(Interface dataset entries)
========

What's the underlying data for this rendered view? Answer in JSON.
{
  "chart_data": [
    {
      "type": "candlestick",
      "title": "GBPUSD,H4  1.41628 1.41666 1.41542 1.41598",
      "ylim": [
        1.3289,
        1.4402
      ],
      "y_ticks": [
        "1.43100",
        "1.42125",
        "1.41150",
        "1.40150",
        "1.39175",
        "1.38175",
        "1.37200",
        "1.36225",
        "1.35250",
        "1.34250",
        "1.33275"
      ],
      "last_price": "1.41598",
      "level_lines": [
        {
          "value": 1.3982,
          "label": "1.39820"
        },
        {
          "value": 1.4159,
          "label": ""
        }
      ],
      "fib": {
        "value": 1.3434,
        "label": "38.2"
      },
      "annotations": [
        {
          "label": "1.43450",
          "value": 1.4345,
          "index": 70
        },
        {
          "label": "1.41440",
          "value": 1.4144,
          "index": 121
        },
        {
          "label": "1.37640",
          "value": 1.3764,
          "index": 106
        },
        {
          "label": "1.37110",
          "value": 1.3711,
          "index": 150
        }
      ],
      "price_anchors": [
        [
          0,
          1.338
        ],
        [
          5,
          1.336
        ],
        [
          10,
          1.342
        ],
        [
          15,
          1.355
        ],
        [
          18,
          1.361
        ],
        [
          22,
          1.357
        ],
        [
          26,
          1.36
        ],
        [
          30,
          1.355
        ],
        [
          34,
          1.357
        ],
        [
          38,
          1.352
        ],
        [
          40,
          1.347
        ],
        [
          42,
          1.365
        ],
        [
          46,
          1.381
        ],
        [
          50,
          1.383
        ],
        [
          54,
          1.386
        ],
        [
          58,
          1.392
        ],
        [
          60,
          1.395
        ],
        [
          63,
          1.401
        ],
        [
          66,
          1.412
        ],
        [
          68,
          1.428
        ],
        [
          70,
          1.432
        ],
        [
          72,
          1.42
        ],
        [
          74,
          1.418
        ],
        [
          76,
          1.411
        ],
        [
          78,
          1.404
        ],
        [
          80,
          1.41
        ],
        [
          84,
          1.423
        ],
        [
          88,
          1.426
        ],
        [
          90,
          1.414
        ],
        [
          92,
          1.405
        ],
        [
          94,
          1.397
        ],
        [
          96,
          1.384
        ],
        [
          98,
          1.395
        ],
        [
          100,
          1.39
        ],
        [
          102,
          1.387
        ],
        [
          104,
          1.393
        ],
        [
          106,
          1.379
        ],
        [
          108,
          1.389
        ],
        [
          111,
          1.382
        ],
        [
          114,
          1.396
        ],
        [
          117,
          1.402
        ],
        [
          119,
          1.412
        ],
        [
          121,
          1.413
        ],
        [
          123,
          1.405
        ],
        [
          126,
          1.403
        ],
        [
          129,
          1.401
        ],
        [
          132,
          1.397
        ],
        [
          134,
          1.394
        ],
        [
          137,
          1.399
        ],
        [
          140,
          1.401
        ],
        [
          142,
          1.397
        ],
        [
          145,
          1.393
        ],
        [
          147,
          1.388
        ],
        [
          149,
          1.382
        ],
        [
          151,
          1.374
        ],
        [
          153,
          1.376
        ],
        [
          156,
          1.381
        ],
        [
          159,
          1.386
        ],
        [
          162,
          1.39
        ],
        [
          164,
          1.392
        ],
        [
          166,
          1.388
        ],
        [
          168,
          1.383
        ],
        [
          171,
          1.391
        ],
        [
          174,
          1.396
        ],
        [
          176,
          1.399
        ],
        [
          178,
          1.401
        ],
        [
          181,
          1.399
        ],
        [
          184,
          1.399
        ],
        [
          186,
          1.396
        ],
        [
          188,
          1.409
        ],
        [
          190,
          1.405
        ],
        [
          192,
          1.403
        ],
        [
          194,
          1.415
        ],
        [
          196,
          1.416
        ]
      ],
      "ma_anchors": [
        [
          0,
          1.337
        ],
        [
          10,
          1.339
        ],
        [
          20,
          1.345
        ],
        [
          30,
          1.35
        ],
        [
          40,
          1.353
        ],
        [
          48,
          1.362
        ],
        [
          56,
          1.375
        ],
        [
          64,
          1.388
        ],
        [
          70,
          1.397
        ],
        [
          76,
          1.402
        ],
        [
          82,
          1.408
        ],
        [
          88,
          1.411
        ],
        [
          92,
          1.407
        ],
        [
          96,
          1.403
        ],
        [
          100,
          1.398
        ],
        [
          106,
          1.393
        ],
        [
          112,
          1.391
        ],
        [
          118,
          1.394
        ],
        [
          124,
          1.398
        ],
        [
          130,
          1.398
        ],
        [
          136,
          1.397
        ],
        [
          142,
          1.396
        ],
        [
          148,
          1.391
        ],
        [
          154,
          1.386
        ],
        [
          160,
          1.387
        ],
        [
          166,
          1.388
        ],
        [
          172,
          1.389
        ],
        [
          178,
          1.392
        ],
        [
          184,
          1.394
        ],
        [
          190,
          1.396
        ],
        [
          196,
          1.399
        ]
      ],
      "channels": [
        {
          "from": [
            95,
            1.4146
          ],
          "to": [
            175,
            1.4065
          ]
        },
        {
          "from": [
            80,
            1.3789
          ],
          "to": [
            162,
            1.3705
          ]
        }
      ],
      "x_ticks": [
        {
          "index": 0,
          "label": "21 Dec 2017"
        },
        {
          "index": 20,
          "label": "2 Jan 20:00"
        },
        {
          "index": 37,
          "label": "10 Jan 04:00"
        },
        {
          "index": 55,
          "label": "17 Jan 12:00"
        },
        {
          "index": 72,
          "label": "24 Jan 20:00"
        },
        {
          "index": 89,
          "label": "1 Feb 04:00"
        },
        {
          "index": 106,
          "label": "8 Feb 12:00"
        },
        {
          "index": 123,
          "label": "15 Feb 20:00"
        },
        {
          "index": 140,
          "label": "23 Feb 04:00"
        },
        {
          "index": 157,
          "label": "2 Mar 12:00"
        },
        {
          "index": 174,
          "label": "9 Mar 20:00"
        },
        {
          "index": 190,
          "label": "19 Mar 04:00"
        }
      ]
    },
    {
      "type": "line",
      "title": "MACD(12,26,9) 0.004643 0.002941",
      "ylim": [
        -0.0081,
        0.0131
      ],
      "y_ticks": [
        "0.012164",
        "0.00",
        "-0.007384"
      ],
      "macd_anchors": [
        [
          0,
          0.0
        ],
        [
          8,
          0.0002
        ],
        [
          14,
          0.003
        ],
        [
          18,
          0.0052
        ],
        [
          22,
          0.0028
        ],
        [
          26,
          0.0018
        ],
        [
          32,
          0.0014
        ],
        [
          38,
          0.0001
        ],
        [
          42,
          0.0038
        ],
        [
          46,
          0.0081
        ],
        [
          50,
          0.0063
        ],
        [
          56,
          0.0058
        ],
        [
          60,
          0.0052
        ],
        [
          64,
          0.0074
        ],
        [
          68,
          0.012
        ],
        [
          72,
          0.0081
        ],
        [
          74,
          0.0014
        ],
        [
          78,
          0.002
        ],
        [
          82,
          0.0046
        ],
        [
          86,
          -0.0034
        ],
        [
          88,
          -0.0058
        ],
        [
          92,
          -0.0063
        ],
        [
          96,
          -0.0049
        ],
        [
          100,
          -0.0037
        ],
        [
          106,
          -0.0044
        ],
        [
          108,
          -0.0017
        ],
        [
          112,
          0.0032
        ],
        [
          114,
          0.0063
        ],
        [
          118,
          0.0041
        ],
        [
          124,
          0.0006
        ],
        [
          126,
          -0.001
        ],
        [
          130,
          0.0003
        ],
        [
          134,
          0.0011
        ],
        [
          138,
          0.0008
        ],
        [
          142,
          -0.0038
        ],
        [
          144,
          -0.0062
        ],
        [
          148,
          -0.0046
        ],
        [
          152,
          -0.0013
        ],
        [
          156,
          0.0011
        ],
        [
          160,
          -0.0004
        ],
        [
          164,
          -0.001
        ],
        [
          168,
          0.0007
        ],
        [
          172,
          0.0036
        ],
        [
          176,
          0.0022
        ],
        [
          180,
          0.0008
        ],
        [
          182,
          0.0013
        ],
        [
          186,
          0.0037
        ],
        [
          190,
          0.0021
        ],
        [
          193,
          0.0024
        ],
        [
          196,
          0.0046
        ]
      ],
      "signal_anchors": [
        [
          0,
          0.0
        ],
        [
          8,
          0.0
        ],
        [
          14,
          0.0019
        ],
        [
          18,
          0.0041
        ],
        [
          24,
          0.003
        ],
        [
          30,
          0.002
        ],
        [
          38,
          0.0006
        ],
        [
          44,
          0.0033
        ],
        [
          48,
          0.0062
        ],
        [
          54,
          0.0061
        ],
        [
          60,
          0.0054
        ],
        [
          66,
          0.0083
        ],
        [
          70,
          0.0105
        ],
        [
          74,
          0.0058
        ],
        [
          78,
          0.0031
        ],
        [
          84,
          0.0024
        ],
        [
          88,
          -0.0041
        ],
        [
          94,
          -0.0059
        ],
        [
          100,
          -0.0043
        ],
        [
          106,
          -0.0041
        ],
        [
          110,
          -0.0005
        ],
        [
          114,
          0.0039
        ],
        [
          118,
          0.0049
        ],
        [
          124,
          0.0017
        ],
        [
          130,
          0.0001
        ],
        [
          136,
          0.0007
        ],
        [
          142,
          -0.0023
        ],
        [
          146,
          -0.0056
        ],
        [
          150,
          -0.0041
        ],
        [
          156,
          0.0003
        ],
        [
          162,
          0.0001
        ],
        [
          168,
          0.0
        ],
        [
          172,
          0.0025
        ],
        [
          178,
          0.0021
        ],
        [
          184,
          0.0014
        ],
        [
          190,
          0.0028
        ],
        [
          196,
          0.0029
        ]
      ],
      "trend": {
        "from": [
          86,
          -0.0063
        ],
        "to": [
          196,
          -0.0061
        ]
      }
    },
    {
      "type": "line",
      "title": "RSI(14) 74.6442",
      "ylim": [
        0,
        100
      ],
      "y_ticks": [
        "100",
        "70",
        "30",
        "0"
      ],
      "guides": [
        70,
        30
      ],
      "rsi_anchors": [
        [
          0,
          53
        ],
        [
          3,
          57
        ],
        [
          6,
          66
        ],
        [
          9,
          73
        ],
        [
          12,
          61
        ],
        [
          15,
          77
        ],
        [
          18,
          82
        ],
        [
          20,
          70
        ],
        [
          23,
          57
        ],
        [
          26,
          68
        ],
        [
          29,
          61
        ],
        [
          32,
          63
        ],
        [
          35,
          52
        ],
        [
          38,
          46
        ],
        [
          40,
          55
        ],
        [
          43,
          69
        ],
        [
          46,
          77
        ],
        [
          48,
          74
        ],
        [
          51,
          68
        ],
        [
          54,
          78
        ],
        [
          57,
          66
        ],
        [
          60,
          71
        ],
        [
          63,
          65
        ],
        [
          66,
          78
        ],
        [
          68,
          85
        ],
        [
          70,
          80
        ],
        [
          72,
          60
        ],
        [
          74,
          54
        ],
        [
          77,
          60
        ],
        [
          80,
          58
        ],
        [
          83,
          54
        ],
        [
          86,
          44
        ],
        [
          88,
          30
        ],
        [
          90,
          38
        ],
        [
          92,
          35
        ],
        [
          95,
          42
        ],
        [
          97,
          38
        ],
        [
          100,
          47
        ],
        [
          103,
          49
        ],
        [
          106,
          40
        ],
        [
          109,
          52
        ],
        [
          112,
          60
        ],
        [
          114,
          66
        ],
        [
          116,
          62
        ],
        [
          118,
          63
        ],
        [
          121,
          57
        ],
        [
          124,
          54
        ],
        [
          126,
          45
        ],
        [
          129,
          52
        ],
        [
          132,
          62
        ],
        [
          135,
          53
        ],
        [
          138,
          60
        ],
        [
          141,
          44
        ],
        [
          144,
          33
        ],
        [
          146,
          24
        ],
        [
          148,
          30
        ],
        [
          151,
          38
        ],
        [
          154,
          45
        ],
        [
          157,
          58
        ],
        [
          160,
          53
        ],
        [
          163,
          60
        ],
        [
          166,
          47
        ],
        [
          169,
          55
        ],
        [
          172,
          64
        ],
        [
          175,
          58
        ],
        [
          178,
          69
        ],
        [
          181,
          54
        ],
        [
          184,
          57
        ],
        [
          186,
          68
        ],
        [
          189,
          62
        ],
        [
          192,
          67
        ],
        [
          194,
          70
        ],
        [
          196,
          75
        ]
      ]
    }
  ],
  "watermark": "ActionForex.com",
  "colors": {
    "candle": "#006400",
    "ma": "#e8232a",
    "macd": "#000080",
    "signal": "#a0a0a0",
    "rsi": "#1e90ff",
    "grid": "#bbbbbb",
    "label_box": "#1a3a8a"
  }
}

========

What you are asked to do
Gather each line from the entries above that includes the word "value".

Answer area
          "value": 1.3982,
          "value": 1.4159,
        "value": 1.3434,
          "value": 1.4345,
          "value": 1.4144,
          "value": 1.3764,
          "value": 1.3711,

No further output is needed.